Exercise requirements: Every entry below should come back unchanged, except that the pictures are dropped.

------------------------------

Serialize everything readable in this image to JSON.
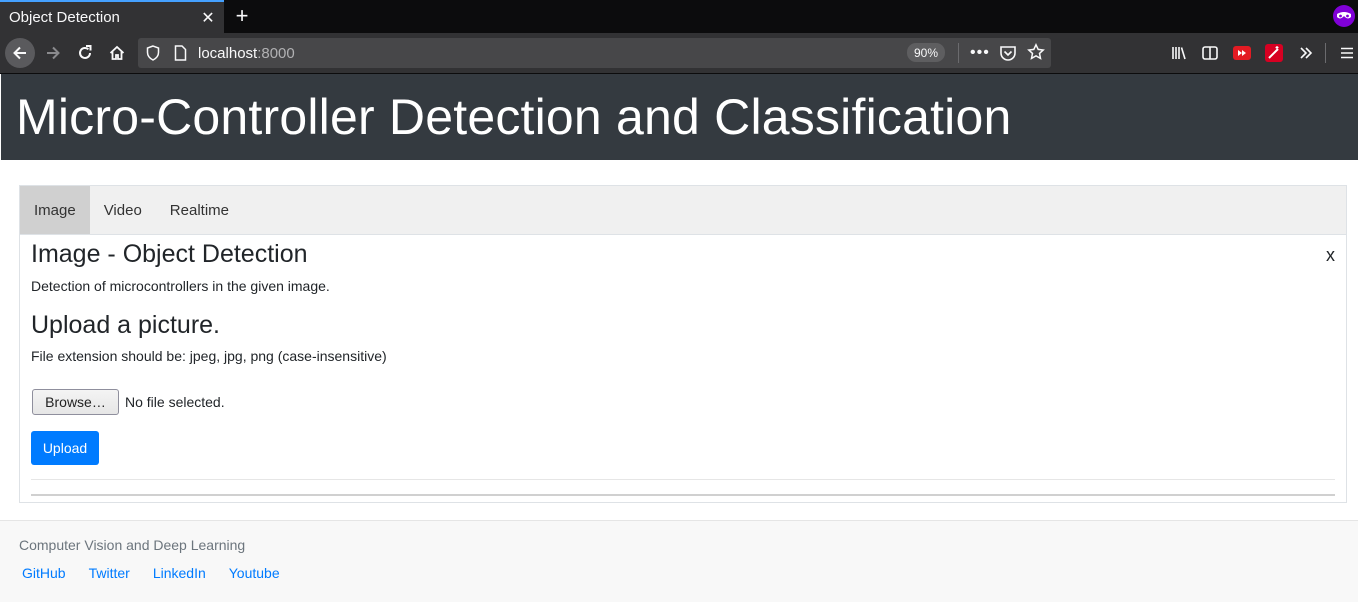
{
  "browser": {
    "tab_title": "Object Detection",
    "tab_close": "✕",
    "new_tab": "+",
    "url_host": "localhost",
    "url_port": ":8000",
    "zoom": "90%"
  },
  "header": {
    "title": "Micro-Controller Detection and Classification"
  },
  "tabs": [
    {
      "label": "Image"
    },
    {
      "label": "Video"
    },
    {
      "label": "Realtime"
    }
  ],
  "content": {
    "title": "Image - Object Detection",
    "close": "x",
    "description": "Detection of microcontrollers in the given image.",
    "upload_heading": "Upload a picture.",
    "extension_note": "File extension should be: jpeg, jpg, png (case-insensitive)",
    "browse_label": "Browse…",
    "file_status": "No file selected.",
    "upload_label": "Upload"
  },
  "footer": {
    "text": "Computer Vision and Deep Learning",
    "links": [
      {
        "label": "GitHub"
      },
      {
        "label": "Twitter"
      },
      {
        "label": "LinkedIn"
      },
      {
        "label": "Youtube"
      }
    ]
  },
  "colors": {
    "accent": "#007bff",
    "header_bg": "#343a40",
    "private_badge": "#8000d7"
  }
}
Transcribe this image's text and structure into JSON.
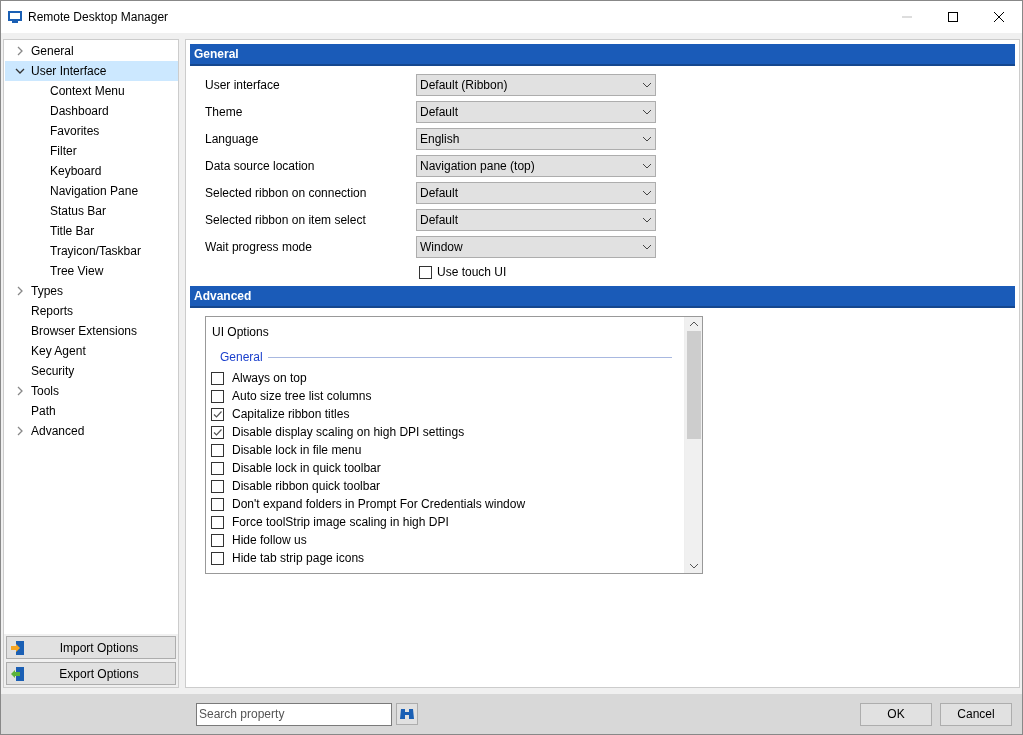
{
  "window": {
    "title": "Remote Desktop Manager"
  },
  "sidebar": {
    "items": [
      {
        "label": "General",
        "kind": "branch",
        "expanded": false,
        "selected": false
      },
      {
        "label": "User Interface",
        "kind": "branch",
        "expanded": true,
        "selected": true,
        "children": [
          {
            "label": "Context Menu",
            "selected": false
          },
          {
            "label": "Dashboard",
            "selected": false
          },
          {
            "label": "Favorites",
            "selected": false
          },
          {
            "label": "Filter",
            "selected": false
          },
          {
            "label": "Keyboard",
            "selected": false
          },
          {
            "label": "Navigation Pane",
            "selected": false
          },
          {
            "label": "Status Bar",
            "selected": false
          },
          {
            "label": "Title Bar",
            "selected": false
          },
          {
            "label": "Trayicon/Taskbar",
            "selected": false
          },
          {
            "label": "Tree View",
            "selected": false
          }
        ]
      },
      {
        "label": "Types",
        "kind": "branch",
        "expanded": false,
        "selected": false
      },
      {
        "label": "Reports",
        "kind": "leaf",
        "selected": false
      },
      {
        "label": "Browser Extensions",
        "kind": "leaf",
        "selected": false
      },
      {
        "label": "Key Agent",
        "kind": "leaf",
        "selected": false
      },
      {
        "label": "Security",
        "kind": "leaf",
        "selected": false
      },
      {
        "label": "Tools",
        "kind": "branch",
        "expanded": false,
        "selected": false
      },
      {
        "label": "Path",
        "kind": "leaf",
        "selected": false
      },
      {
        "label": "Advanced",
        "kind": "branch",
        "expanded": false,
        "selected": false
      }
    ],
    "buttons": [
      {
        "label": "Import Options",
        "kind": "import"
      },
      {
        "label": "Export Options",
        "kind": "export"
      }
    ]
  },
  "general": {
    "title": "General",
    "fields": [
      {
        "label": "User interface",
        "value": "Default (Ribbon)"
      },
      {
        "label": "Theme",
        "value": "Default"
      },
      {
        "label": "Language",
        "value": "English"
      },
      {
        "label": "Data source location",
        "value": "Navigation pane (top)"
      },
      {
        "label": "Selected ribbon on connection",
        "value": "Default"
      },
      {
        "label": "Selected ribbon on item select",
        "value": "Default"
      },
      {
        "label": "Wait progress mode",
        "value": "Window"
      }
    ],
    "touch": {
      "label": "Use touch UI",
      "checked": false
    }
  },
  "advanced": {
    "title": "Advanced",
    "list_title": "UI Options",
    "group": "General",
    "options": [
      {
        "label": "Always on top",
        "checked": false
      },
      {
        "label": "Auto size tree list columns",
        "checked": false
      },
      {
        "label": "Capitalize ribbon titles",
        "checked": true
      },
      {
        "label": "Disable display scaling on high DPI settings",
        "checked": true
      },
      {
        "label": "Disable lock in file menu",
        "checked": false
      },
      {
        "label": "Disable lock in quick toolbar",
        "checked": false
      },
      {
        "label": "Disable ribbon quick toolbar",
        "checked": false
      },
      {
        "label": "Don't expand folders in Prompt For Credentials window",
        "checked": false
      },
      {
        "label": "Force toolStrip image scaling in high DPI",
        "checked": false
      },
      {
        "label": "Hide follow us",
        "checked": false
      },
      {
        "label": "Hide tab strip page icons",
        "checked": false
      }
    ]
  },
  "footer": {
    "search": {
      "placeholder": "Search property"
    },
    "buttons": [
      "OK",
      "Cancel"
    ]
  }
}
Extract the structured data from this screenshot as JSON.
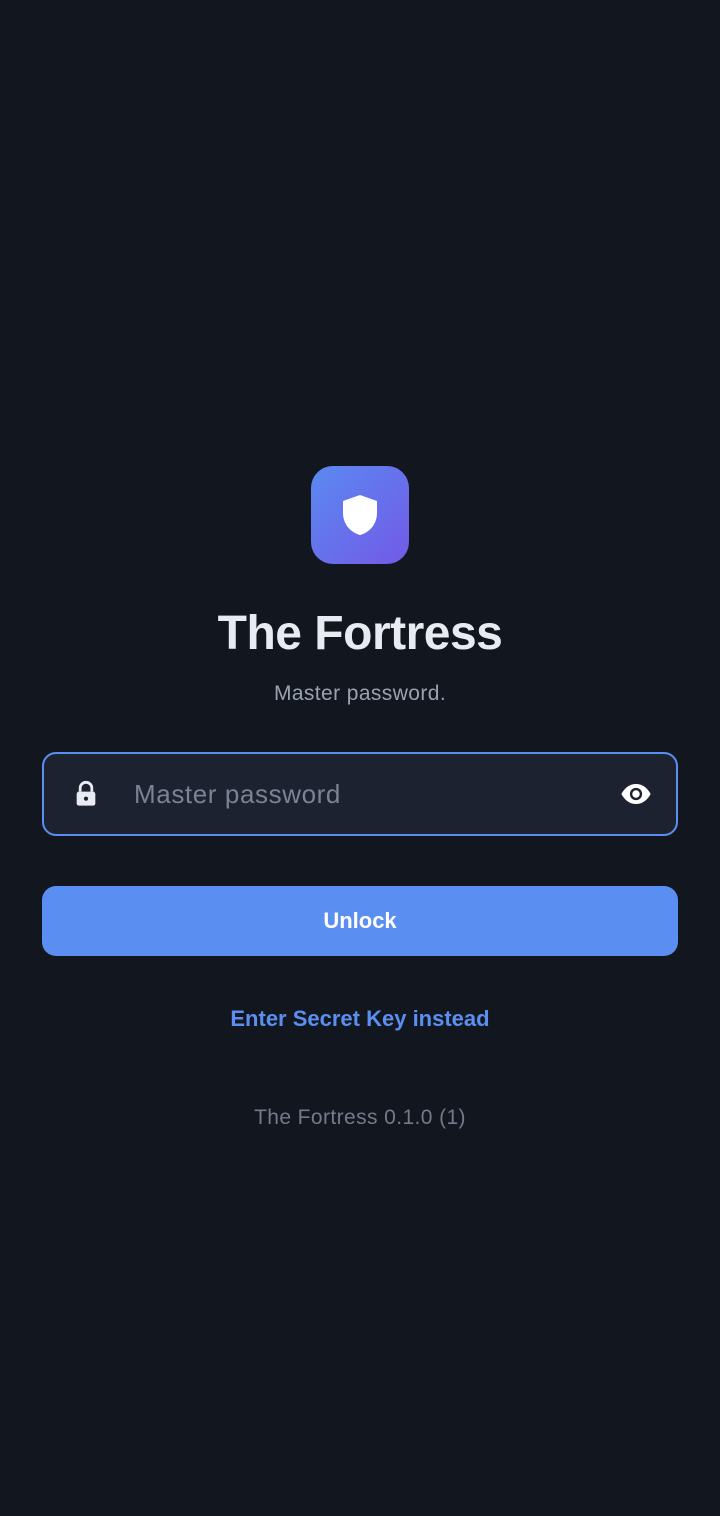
{
  "app": {
    "title": "The Fortress",
    "subtitle": "Master password.",
    "logo_icon": "shield-icon"
  },
  "password_field": {
    "placeholder": "Master password",
    "value": "",
    "leading_icon": "lock-icon",
    "trailing_icon": "eye-icon"
  },
  "actions": {
    "unlock_label": "Unlock",
    "secret_key_label": "Enter Secret Key instead"
  },
  "footer": {
    "version": "The Fortress 0.1.0 (1)"
  },
  "colors": {
    "background": "#12161e",
    "accent": "#5a8ef0",
    "logo_gradient_start": "#5a8af0",
    "logo_gradient_end": "#7359e8",
    "field_background": "#1d2230"
  }
}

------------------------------

Finished exercise:
Serialize everything readable in this image to JSON.
{
  "browser": {
    "tab_title": "Object Detection",
    "tab_close": "✕",
    "new_tab": "+",
    "url_host": "localhost",
    "url_port": ":8000",
    "zoom": "90%"
  },
  "header": {
    "title": "Micro-Controller Detection and Classification"
  },
  "tabs": [
    {
      "label": "Image"
    },
    {
      "label": "Video"
    },
    {
      "label": "Realtime"
    }
  ],
  "content": {
    "title": "Image - Object Detection",
    "close": "x",
    "description": "Detection of microcontrollers in the given image.",
    "upload_heading": "Upload a picture.",
    "extension_note": "File extension should be: jpeg, jpg, png (case-insensitive)",
    "browse_label": "Browse…",
    "file_status": "No file selected.",
    "upload_label": "Upload"
  },
  "footer": {
    "text": "Computer Vision and Deep Learning",
    "links": [
      {
        "label": "GitHub"
      },
      {
        "label": "Twitter"
      },
      {
        "label": "LinkedIn"
      },
      {
        "label": "Youtube"
      }
    ]
  },
  "colors": {
    "accent": "#007bff",
    "header_bg": "#343a40",
    "private_badge": "#8000d7"
  }
}
Transcribe this image's text and structure into JSON.
{
  "window": {
    "title": "Remote Desktop Manager"
  },
  "sidebar": {
    "items": [
      {
        "label": "General",
        "kind": "branch",
        "expanded": false,
        "selected": false
      },
      {
        "label": "User Interface",
        "kind": "branch",
        "expanded": true,
        "selected": true,
        "children": [
          {
            "label": "Context Menu",
            "selected": false
          },
          {
            "label": "Dashboard",
            "selected": false
          },
          {
            "label": "Favorites",
            "selected": false
          },
          {
            "label": "Filter",
            "selected": false
          },
          {
            "label": "Keyboard",
            "selected": false
          },
          {
            "label": "Navigation Pane",
            "selected": false
          },
          {
            "label": "Status Bar",
            "selected": false
          },
          {
            "label": "Title Bar",
            "selected": false
          },
          {
            "label": "Trayicon/Taskbar",
            "selected": false
          },
          {
            "label": "Tree View",
            "selected": false
          }
        ]
      },
      {
        "label": "Types",
        "kind": "branch",
        "expanded": false,
        "selected": false
      },
      {
        "label": "Reports",
        "kind": "leaf",
        "selected": false
      },
      {
        "label": "Browser Extensions",
        "kind": "leaf",
        "selected": false
      },
      {
        "label": "Key Agent",
        "kind": "leaf",
        "selected": false
      },
      {
        "label": "Security",
        "kind": "leaf",
        "selected": false
      },
      {
        "label": "Tools",
        "kind": "branch",
        "expanded": false,
        "selected": false
      },
      {
        "label": "Path",
        "kind": "leaf",
        "selected": false
      },
      {
        "label": "Advanced",
        "kind": "branch",
        "expanded": false,
        "selected": false
      }
    ],
    "buttons": [
      {
        "label": "Import Options",
        "kind": "import"
      },
      {
        "label": "Export Options",
        "kind": "export"
      }
    ]
  },
  "general": {
    "title": "General",
    "fields": [
      {
        "label": "User interface",
        "value": "Default (Ribbon)"
      },
      {
        "label": "Theme",
        "value": "Default"
      },
      {
        "label": "Language",
        "value": "English"
      },
      {
        "label": "Data source location",
        "value": "Navigation pane (top)"
      },
      {
        "label": "Selected ribbon on connection",
        "value": "Default"
      },
      {
        "label": "Selected ribbon on item select",
        "value": "Default"
      },
      {
        "label": "Wait progress mode",
        "value": "Window"
      }
    ],
    "touch": {
      "label": "Use touch UI",
      "checked": false
    }
  },
  "advanced": {
    "title": "Advanced",
    "list_title": "UI Options",
    "group": "General",
    "options": [
      {
        "label": "Always on top",
        "checked": false
      },
      {
        "label": "Auto size tree list columns",
        "checked": false
      },
      {
        "label": "Capitalize ribbon titles",
        "checked": true
      },
      {
        "label": "Disable display scaling on high DPI settings",
        "checked": true
      },
      {
        "label": "Disable lock in file menu",
        "checked": false
      },
      {
        "label": "Disable lock in quick toolbar",
        "checked": false
      },
      {
        "label": "Disable ribbon quick toolbar",
        "checked": false
      },
      {
        "label": "Don't expand folders in Prompt For Credentials window",
        "checked": false
      },
      {
        "label": "Force toolStrip image scaling in high DPI",
        "checked": false
      },
      {
        "label": "Hide follow us",
        "checked": false
      },
      {
        "label": "Hide tab strip page icons",
        "checked": false
      }
    ]
  },
  "footer": {
    "search": {
      "placeholder": "Search property"
    },
    "buttons": [
      "OK",
      "Cancel"
    ]
  }
}
Extract the structured data from this screenshot as JSON.
{
  "app": {
    "title": "The Fortress",
    "subtitle": "Master password.",
    "logo_icon": "shield-icon"
  },
  "password_field": {
    "placeholder": "Master password",
    "value": "",
    "leading_icon": "lock-icon",
    "trailing_icon": "eye-icon"
  },
  "actions": {
    "unlock_label": "Unlock",
    "secret_key_label": "Enter Secret Key instead"
  },
  "footer": {
    "version": "The Fortress 0.1.0 (1)"
  },
  "colors": {
    "background": "#12161e",
    "accent": "#5a8ef0",
    "logo_gradient_start": "#5a8af0",
    "logo_gradient_end": "#7359e8",
    "field_background": "#1d2230"
  }
}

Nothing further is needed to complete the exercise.